## [EXERCISE GOAL]
State how many lines in the following entries contain the word "hand". No other output.

Stored dataset items
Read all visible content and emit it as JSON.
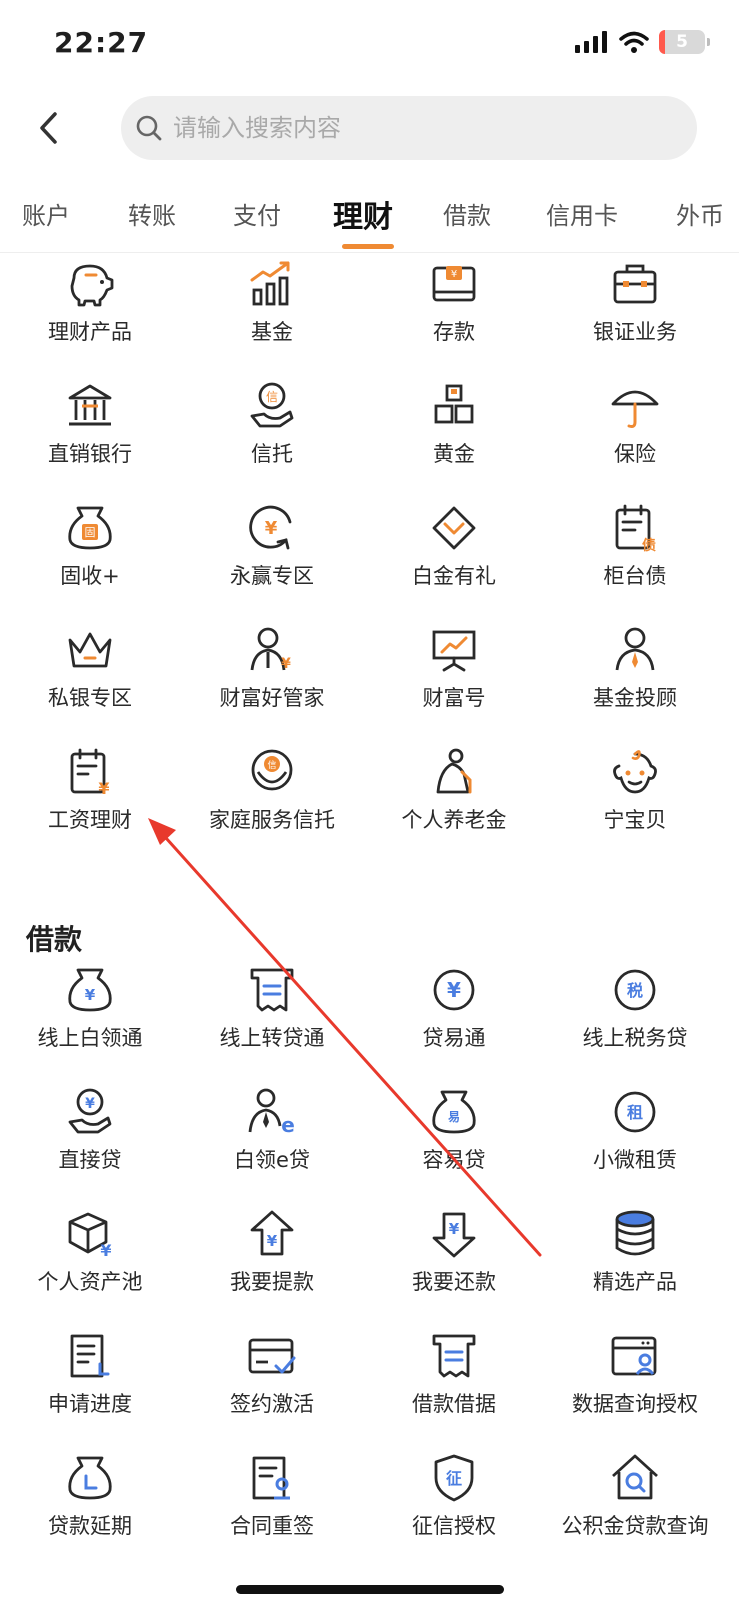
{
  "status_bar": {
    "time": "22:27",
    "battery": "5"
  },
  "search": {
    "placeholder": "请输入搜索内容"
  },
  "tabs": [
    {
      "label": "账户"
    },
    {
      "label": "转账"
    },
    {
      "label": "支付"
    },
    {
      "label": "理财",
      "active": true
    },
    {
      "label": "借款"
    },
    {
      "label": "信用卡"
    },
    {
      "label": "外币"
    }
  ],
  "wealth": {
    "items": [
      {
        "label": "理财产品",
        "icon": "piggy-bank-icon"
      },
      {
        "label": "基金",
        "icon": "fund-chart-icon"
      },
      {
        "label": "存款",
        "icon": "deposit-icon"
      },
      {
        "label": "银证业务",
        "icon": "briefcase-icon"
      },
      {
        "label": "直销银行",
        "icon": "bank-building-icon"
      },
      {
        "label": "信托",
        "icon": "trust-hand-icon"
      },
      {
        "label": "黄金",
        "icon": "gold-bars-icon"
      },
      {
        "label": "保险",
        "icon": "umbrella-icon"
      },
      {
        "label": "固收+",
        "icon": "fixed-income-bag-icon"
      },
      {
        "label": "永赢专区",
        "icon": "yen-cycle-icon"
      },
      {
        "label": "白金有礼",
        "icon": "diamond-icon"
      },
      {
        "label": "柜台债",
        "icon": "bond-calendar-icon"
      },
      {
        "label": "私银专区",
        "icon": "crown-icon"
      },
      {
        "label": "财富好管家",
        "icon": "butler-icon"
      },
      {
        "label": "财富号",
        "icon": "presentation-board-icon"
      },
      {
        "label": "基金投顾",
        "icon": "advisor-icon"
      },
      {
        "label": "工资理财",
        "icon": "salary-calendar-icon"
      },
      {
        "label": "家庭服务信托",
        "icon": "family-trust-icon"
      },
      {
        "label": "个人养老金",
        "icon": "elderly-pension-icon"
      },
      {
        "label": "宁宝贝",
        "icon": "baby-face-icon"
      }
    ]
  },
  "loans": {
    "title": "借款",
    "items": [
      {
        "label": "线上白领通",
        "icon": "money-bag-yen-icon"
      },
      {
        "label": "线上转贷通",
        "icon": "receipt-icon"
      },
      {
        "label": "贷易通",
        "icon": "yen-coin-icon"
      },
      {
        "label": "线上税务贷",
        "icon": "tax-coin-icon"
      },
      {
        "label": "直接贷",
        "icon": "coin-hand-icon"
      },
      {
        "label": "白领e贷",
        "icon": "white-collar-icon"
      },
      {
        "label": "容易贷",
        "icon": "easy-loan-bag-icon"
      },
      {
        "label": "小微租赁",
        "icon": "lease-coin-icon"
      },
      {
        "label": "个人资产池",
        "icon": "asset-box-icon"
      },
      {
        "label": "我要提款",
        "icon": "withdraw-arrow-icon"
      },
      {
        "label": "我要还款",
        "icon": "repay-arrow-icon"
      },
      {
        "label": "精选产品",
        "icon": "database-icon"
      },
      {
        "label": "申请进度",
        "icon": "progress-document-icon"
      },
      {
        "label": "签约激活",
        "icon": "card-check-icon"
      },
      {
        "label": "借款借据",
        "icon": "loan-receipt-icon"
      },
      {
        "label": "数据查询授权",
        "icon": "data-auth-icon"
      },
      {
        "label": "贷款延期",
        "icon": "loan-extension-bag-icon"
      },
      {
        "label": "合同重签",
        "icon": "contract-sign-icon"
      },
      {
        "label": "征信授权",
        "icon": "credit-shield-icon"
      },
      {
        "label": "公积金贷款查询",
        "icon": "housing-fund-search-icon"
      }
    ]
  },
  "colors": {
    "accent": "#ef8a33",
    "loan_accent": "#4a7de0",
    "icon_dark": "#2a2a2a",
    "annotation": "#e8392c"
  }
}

## [EXPECTED ANSWER]
2